What needs to be done:
Below are records to write out exactly; drop the pictures when you do.

(Information supplied begins)

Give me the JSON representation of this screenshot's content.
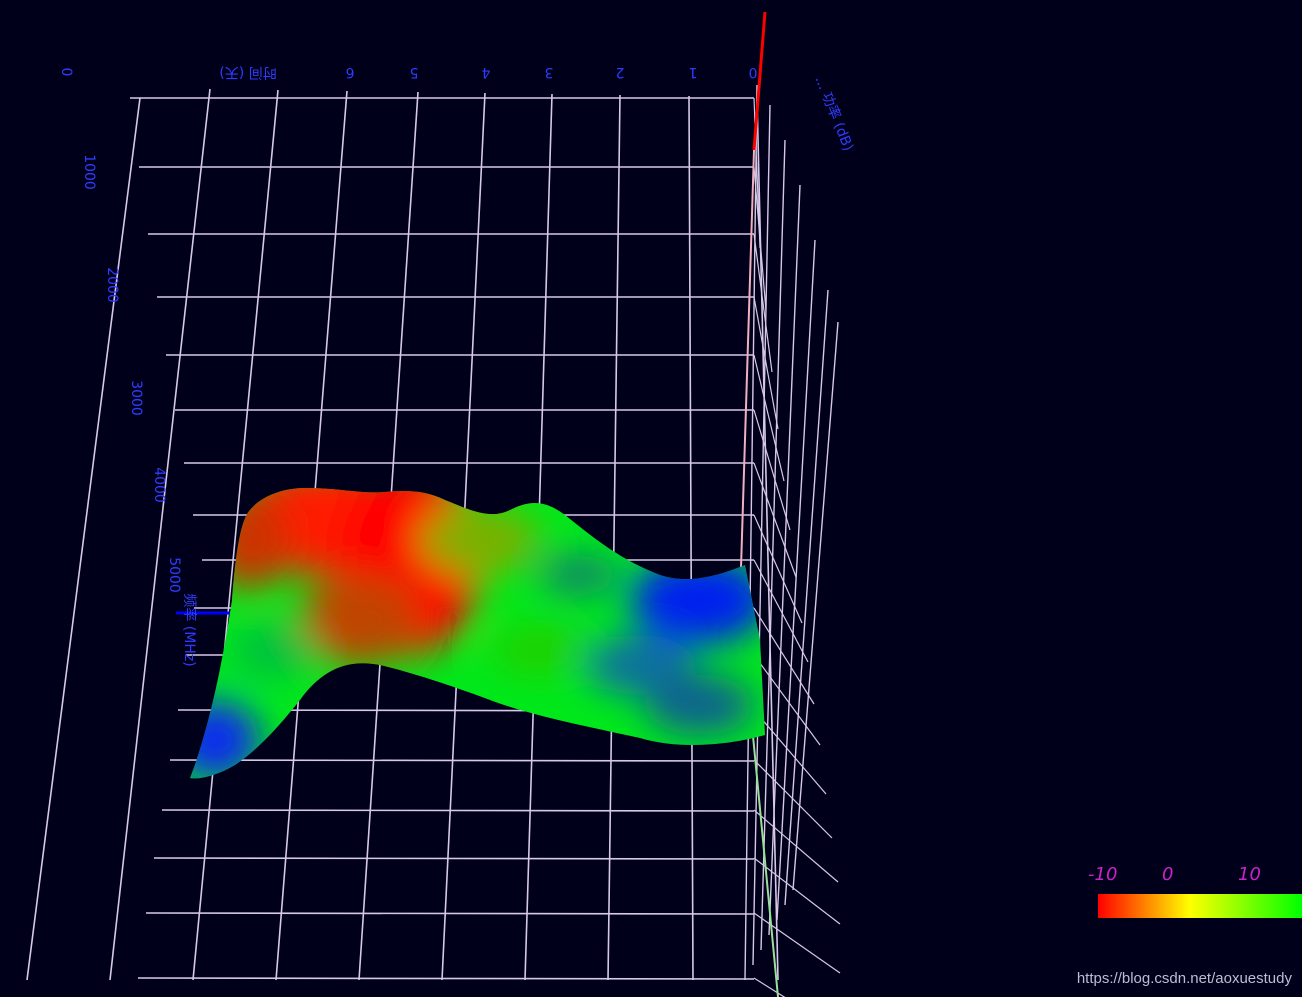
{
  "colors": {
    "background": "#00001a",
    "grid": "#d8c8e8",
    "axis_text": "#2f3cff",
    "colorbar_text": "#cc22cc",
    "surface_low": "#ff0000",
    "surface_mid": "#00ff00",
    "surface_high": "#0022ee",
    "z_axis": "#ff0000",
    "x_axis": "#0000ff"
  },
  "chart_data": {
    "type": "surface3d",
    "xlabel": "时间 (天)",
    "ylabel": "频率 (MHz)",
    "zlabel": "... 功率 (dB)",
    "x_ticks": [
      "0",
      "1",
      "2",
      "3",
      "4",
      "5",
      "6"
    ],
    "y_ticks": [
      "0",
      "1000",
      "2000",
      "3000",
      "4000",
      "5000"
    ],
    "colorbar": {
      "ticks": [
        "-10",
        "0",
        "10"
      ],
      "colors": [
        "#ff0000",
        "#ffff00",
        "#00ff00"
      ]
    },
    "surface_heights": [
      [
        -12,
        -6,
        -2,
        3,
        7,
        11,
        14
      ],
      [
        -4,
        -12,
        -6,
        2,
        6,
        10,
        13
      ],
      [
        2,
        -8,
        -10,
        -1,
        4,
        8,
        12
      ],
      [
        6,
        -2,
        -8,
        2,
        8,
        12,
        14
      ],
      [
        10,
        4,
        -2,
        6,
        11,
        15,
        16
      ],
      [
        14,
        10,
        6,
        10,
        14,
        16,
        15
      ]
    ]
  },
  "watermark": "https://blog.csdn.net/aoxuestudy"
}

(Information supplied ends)

Task result:
Give me the JSON representation of this screenshot's content.
{
  "colors": {
    "background": "#00001a",
    "grid": "#d8c8e8",
    "axis_text": "#2f3cff",
    "colorbar_text": "#cc22cc",
    "surface_low": "#ff0000",
    "surface_mid": "#00ff00",
    "surface_high": "#0022ee",
    "z_axis": "#ff0000",
    "x_axis": "#0000ff"
  },
  "chart_data": {
    "type": "surface3d",
    "xlabel": "时间 (天)",
    "ylabel": "频率 (MHz)",
    "zlabel": "... 功率 (dB)",
    "x_ticks": [
      "0",
      "1",
      "2",
      "3",
      "4",
      "5",
      "6"
    ],
    "y_ticks": [
      "0",
      "1000",
      "2000",
      "3000",
      "4000",
      "5000"
    ],
    "colorbar": {
      "ticks": [
        "-10",
        "0",
        "10"
      ],
      "colors": [
        "#ff0000",
        "#ffff00",
        "#00ff00"
      ]
    },
    "surface_heights": [
      [
        -12,
        -6,
        -2,
        3,
        7,
        11,
        14
      ],
      [
        -4,
        -12,
        -6,
        2,
        6,
        10,
        13
      ],
      [
        2,
        -8,
        -10,
        -1,
        4,
        8,
        12
      ],
      [
        6,
        -2,
        -8,
        2,
        8,
        12,
        14
      ],
      [
        10,
        4,
        -2,
        6,
        11,
        15,
        16
      ],
      [
        14,
        10,
        6,
        10,
        14,
        16,
        15
      ]
    ]
  },
  "watermark": "https://blog.csdn.net/aoxuestudy"
}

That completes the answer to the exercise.